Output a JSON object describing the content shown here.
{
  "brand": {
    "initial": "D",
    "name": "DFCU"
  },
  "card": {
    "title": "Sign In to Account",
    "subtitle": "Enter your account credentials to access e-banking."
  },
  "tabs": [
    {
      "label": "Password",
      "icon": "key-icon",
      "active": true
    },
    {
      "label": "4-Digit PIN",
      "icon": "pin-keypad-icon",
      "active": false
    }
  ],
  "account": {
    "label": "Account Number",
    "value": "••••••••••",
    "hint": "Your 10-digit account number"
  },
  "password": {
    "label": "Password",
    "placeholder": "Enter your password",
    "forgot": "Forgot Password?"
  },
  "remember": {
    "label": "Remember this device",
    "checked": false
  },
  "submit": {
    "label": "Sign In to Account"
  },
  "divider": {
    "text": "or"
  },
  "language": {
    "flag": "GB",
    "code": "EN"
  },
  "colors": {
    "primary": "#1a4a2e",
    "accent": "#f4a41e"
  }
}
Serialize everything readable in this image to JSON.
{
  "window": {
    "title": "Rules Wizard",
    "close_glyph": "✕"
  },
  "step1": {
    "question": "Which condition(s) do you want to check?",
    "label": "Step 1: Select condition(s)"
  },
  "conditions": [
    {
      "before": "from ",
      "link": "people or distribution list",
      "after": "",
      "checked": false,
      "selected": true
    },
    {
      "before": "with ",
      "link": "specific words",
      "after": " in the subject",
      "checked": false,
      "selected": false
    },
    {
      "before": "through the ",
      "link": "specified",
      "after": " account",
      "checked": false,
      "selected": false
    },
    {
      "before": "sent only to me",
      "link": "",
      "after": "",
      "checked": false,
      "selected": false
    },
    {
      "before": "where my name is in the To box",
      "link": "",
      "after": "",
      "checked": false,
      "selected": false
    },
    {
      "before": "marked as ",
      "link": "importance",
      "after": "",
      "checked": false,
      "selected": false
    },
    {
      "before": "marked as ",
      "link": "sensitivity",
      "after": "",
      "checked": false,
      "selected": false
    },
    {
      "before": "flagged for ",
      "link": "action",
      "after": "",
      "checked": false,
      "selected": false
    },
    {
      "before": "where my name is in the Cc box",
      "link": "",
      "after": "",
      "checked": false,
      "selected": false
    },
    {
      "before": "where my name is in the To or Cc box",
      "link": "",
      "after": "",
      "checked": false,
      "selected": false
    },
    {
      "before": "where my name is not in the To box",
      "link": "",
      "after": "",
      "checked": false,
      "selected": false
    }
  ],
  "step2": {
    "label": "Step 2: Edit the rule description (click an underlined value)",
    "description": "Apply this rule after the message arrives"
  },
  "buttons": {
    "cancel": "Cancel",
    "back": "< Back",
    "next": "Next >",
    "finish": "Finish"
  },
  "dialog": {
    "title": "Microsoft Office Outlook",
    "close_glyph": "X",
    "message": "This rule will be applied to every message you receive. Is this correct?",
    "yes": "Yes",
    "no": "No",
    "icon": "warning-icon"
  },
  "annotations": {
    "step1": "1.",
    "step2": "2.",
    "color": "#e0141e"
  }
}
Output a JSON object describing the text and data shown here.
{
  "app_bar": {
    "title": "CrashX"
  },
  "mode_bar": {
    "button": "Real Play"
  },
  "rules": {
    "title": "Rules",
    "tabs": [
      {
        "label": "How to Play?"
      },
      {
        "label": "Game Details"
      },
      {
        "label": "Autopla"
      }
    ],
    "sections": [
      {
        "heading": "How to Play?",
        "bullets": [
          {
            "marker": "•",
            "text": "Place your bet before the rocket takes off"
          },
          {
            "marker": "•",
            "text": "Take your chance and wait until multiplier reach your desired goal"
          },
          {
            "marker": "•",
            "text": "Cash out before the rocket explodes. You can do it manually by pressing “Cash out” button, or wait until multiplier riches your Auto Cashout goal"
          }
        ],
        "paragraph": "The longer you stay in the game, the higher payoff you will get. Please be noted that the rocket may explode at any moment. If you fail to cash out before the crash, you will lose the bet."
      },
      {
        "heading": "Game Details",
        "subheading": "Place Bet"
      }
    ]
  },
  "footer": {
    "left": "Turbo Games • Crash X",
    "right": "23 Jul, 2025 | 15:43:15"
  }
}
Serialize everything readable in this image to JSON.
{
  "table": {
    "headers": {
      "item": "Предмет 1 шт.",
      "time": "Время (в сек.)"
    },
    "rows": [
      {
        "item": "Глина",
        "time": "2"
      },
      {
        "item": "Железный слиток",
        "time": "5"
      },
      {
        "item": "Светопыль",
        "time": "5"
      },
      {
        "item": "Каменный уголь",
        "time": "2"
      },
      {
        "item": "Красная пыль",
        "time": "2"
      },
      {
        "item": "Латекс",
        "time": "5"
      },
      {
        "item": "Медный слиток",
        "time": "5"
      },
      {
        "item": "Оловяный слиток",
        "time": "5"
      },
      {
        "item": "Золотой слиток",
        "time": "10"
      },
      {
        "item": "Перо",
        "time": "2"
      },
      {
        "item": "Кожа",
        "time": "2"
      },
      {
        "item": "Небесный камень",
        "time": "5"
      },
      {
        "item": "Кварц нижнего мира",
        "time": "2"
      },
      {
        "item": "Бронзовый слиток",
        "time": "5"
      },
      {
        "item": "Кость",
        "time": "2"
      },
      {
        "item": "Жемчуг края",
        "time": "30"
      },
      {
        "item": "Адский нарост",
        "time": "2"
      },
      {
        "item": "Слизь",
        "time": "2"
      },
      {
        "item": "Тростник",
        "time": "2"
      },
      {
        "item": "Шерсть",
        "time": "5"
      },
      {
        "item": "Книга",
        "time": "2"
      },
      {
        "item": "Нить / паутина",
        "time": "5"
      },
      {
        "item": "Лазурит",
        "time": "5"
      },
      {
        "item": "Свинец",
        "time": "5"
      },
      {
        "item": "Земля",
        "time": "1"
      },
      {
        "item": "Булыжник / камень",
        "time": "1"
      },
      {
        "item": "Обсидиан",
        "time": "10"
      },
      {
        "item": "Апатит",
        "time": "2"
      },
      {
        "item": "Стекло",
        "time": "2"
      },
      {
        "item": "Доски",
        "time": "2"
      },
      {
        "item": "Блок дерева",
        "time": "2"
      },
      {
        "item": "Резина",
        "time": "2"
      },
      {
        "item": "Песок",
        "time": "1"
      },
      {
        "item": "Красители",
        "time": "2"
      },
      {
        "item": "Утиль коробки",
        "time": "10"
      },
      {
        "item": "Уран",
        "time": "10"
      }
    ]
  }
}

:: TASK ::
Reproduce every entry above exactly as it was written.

:: EXERCISE RESULT ::
Output a JSON object describing the content shown here.
{
  "brand": {
    "initial": "D",
    "name": "DFCU"
  },
  "card": {
    "title": "Sign In to Account",
    "subtitle": "Enter your account credentials to access e-banking."
  },
  "tabs": [
    {
      "label": "Password",
      "icon": "key-icon",
      "active": true
    },
    {
      "label": "4-Digit PIN",
      "icon": "pin-keypad-icon",
      "active": false
    }
  ],
  "account": {
    "label": "Account Number",
    "value": "••••••••••",
    "hint": "Your 10-digit account number"
  },
  "password": {
    "label": "Password",
    "placeholder": "Enter your password",
    "forgot": "Forgot Password?"
  },
  "remember": {
    "label": "Remember this device",
    "checked": false
  },
  "submit": {
    "label": "Sign In to Account"
  },
  "divider": {
    "text": "or"
  },
  "language": {
    "flag": "GB",
    "code": "EN"
  },
  "colors": {
    "primary": "#1a4a2e",
    "accent": "#f4a41e"
  }
}
Serialize everything readable in this image to JSON.
{
  "window": {
    "title": "Rules Wizard",
    "close_glyph": "✕"
  },
  "step1": {
    "question": "Which condition(s) do you want to check?",
    "label": "Step 1: Select condition(s)"
  },
  "conditions": [
    {
      "before": "from ",
      "link": "people or distribution list",
      "after": "",
      "checked": false,
      "selected": true
    },
    {
      "before": "with ",
      "link": "specific words",
      "after": " in the subject",
      "checked": false,
      "selected": false
    },
    {
      "before": "through the ",
      "link": "specified",
      "after": " account",
      "checked": false,
      "selected": false
    },
    {
      "before": "sent only to me",
      "link": "",
      "after": "",
      "checked": false,
      "selected": false
    },
    {
      "before": "where my name is in the To box",
      "link": "",
      "after": "",
      "checked": false,
      "selected": false
    },
    {
      "before": "marked as ",
      "link": "importance",
      "after": "",
      "checked": false,
      "selected": false
    },
    {
      "before": "marked as ",
      "link": "sensitivity",
      "after": "",
      "checked": false,
      "selected": false
    },
    {
      "before": "flagged for ",
      "link": "action",
      "after": "",
      "checked": false,
      "selected": false
    },
    {
      "before": "where my name is in the Cc box",
      "link": "",
      "after": "",
      "checked": false,
      "selected": false
    },
    {
      "before": "where my name is in the To or Cc box",
      "link": "",
      "after": "",
      "checked": false,
      "selected": false
    },
    {
      "before": "where my name is not in the To box",
      "link": "",
      "after": "",
      "checked": false,
      "selected": false
    }
  ],
  "step2": {
    "label": "Step 2: Edit the rule description (click an underlined value)",
    "description": "Apply this rule after the message arrives"
  },
  "buttons": {
    "cancel": "Cancel",
    "back": "< Back",
    "next": "Next >",
    "finish": "Finish"
  },
  "dialog": {
    "title": "Microsoft Office Outlook",
    "close_glyph": "X",
    "message": "This rule will be applied to every message you receive. Is this correct?",
    "yes": "Yes",
    "no": "No",
    "icon": "warning-icon"
  },
  "annotations": {
    "step1": "1.",
    "step2": "2.",
    "color": "#e0141e"
  }
}
Output a JSON object describing the text and data shown here.
{
  "app_bar": {
    "title": "CrashX"
  },
  "mode_bar": {
    "button": "Real Play"
  },
  "rules": {
    "title": "Rules",
    "tabs": [
      {
        "label": "How to Play?"
      },
      {
        "label": "Game Details"
      },
      {
        "label": "Autopla"
      }
    ],
    "sections": [
      {
        "heading": "How to Play?",
        "bullets": [
          {
            "marker": "•",
            "text": "Place your bet before the rocket takes off"
          },
          {
            "marker": "•",
            "text": "Take your chance and wait until multiplier reach your desired goal"
          },
          {
            "marker": "•",
            "text": "Cash out before the rocket explodes. You can do it manually by pressing “Cash out” button, or wait until multiplier riches your Auto Cashout goal"
          }
        ],
        "paragraph": "The longer you stay in the game, the higher payoff you will get. Please be noted that the rocket may explode at any moment. If you fail to cash out before the crash, you will lose the bet."
      },
      {
        "heading": "Game Details",
        "subheading": "Place Bet"
      }
    ]
  },
  "footer": {
    "left": "Turbo Games • Crash X",
    "right": "23 Jul, 2025 | 15:43:15"
  }
}
Serialize everything readable in this image to JSON.
{
  "table": {
    "headers": {
      "item": "Предмет 1 шт.",
      "time": "Время (в сек.)"
    },
    "rows": [
      {
        "item": "Глина",
        "time": "2"
      },
      {
        "item": "Железный слиток",
        "time": "5"
      },
      {
        "item": "Светопыль",
        "time": "5"
      },
      {
        "item": "Каменный уголь",
        "time": "2"
      },
      {
        "item": "Красная пыль",
        "time": "2"
      },
      {
        "item": "Латекс",
        "time": "5"
      },
      {
        "item": "Медный слиток",
        "time": "5"
      },
      {
        "item": "Оловяный слиток",
        "time": "5"
      },
      {
        "item": "Золотой слиток",
        "time": "10"
      },
      {
        "item": "Перо",
        "time": "2"
      },
      {
        "item": "Кожа",
        "time": "2"
      },
      {
        "item": "Небесный камень",
        "time": "5"
      },
      {
        "item": "Кварц нижнего мира",
        "time": "2"
      },
      {
        "item": "Бронзовый слиток",
        "time": "5"
      },
      {
        "item": "Кость",
        "time": "2"
      },
      {
        "item": "Жемчуг края",
        "time": "30"
      },
      {
        "item": "Адский нарост",
        "time": "2"
      },
      {
        "item": "Слизь",
        "time": "2"
      },
      {
        "item": "Тростник",
        "time": "2"
      },
      {
        "item": "Шерсть",
        "time": "5"
      },
      {
        "item": "Книга",
        "time": "2"
      },
      {
        "item": "Нить / паутина",
        "time": "5"
      },
      {
        "item": "Лазурит",
        "time": "5"
      },
      {
        "item": "Свинец",
        "time": "5"
      },
      {
        "item": "Земля",
        "time": "1"
      },
      {
        "item": "Булыжник / камень",
        "time": "1"
      },
      {
        "item": "Обсидиан",
        "time": "10"
      },
      {
        "item": "Апатит",
        "time": "2"
      },
      {
        "item": "Стекло",
        "time": "2"
      },
      {
        "item": "Доски",
        "time": "2"
      },
      {
        "item": "Блок дерева",
        "time": "2"
      },
      {
        "item": "Резина",
        "time": "2"
      },
      {
        "item": "Песок",
        "time": "1"
      },
      {
        "item": "Красители",
        "time": "2"
      },
      {
        "item": "Утиль коробки",
        "time": "10"
      },
      {
        "item": "Уран",
        "time": "10"
      }
    ]
  }
}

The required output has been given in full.